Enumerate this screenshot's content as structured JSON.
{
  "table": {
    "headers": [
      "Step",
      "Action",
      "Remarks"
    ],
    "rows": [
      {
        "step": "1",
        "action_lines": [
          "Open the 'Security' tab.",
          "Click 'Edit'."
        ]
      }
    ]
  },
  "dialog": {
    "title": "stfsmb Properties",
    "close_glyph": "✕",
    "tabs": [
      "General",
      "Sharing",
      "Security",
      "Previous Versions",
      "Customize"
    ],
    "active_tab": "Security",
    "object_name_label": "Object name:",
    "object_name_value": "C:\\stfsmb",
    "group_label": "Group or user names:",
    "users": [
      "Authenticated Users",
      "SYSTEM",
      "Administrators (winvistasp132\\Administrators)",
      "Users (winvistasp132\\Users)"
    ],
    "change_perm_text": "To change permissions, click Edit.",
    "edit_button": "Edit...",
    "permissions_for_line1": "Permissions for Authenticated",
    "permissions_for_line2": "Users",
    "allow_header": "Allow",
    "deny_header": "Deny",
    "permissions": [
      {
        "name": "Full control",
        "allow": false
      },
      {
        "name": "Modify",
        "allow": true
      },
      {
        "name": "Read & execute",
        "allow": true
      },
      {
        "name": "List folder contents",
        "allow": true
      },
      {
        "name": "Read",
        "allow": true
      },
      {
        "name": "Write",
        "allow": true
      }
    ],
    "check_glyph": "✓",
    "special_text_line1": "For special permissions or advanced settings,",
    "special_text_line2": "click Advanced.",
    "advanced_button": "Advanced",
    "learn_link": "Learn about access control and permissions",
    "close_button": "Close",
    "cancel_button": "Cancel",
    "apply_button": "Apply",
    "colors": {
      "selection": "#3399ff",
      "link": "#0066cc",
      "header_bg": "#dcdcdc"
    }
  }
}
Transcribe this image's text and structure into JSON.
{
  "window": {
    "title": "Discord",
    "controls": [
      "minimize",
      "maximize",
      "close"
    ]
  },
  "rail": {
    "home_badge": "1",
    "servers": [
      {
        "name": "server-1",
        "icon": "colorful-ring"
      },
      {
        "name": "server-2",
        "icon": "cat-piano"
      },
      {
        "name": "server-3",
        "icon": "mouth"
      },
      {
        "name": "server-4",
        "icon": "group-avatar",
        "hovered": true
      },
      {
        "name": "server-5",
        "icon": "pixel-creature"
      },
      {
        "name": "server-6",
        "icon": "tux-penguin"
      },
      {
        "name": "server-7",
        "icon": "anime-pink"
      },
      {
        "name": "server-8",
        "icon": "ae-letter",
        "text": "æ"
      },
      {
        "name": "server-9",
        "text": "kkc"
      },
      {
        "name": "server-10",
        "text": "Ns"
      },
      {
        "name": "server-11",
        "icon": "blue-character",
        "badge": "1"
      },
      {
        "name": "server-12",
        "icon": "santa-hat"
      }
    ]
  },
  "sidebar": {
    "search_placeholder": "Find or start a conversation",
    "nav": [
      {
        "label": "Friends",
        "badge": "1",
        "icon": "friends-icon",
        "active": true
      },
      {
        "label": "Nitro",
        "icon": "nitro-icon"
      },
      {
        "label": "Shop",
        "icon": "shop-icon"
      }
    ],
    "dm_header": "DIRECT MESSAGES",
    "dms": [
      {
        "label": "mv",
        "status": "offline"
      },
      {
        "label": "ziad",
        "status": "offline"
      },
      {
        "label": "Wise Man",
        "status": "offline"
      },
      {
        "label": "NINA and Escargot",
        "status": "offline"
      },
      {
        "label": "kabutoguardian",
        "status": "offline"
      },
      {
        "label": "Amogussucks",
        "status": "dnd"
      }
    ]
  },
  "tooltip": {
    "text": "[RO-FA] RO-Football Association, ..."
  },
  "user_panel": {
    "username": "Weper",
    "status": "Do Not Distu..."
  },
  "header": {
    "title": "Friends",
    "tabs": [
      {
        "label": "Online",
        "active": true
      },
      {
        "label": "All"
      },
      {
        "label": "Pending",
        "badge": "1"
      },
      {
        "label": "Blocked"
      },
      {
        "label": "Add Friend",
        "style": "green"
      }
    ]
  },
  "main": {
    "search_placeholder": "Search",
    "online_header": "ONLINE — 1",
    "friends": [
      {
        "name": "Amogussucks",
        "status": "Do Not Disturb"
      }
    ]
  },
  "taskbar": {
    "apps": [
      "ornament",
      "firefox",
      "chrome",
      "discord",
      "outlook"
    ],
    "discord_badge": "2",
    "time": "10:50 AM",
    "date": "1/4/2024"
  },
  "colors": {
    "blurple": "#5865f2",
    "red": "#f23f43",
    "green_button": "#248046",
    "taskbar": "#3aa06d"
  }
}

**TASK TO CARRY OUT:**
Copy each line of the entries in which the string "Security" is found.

**SOLUTION TO THIS PROBLEM:**
          "Open the 'Security' tab.",
      "Security",
    "active_tab": "Security",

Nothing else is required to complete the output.